When he got to the bottom he looked back and I was farther back than I hoped to be but I still think he was surprised at how close I was. And I did have fun on the downhill even though I couldn’t go all out.
There was one more interesting happening on this stage. At one point another hill loomed before us. It was steep. Suddenly the guy who had been riding behind us with my friend Karen showed up on my right side. I thought he came up to talk to his friend who was riding on my left. Nope. He came to help his friend push me up the hill.
At the bottom of the hill the new guy put his hand on my back. My biking buddy already has his on my back. So the three of FLEW up that hill. It was incredible how fast you can go when you have that much help!
I had my gears set so I could work as hard as I could and then the two guys picked up the slack. I have never climbed so fast! My buddy was probably thrilled to see his buddy because he had to be getting tired by now.
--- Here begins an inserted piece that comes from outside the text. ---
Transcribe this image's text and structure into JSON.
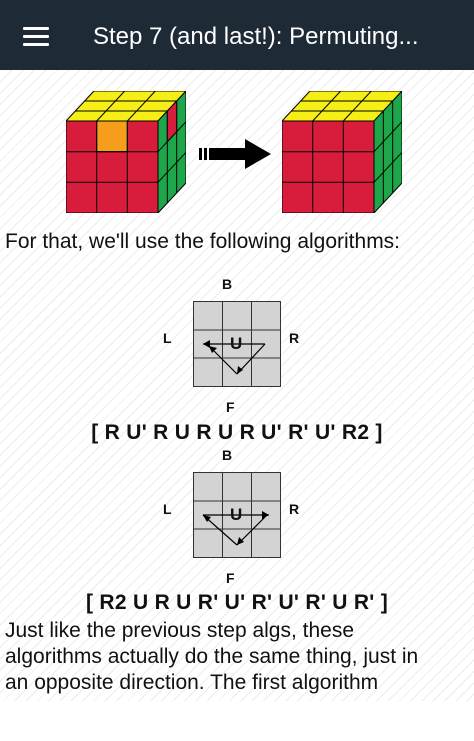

So they got me to the top and I started thinking seriously about dropping out. I have been riding for years and I have never dropped out of a ride or had to be SAGged back in. But this is ridiculous. Even with all the help I couldn’t even see the main group any more. They’d be waiting at the end of this stage for us. I was going to tell my friend Karen I wasn’t going to finish the last two stages.
At the end of the stage my friend Charles came by, “Hey Jill, how you doing?”
“I’m having the best ride of my life. But I don’t think I’m going to finish the next two stages. I am needing way too much help and I still can’t keep up. I need to take myself out.”
Charles nodded but said, “You know, this stage is only three miles. It’s pretty flat and it’s bike path all the way to the wharf. The end of the stage is only a mile away from the hotel. Why don’t you do this one and then you’ll be right there by the hotel?”
That sounded good. But he had lied to me before about stage two. But I remembered stage three was only three miles and I could suffer through three miles of anything. Then I could ride myself to the hotel. There were showers and a lunch waiting for all the riders. I liked the idea of being the first one in the shower and being able to take my time.
“Ok, Charles. That sounds good.”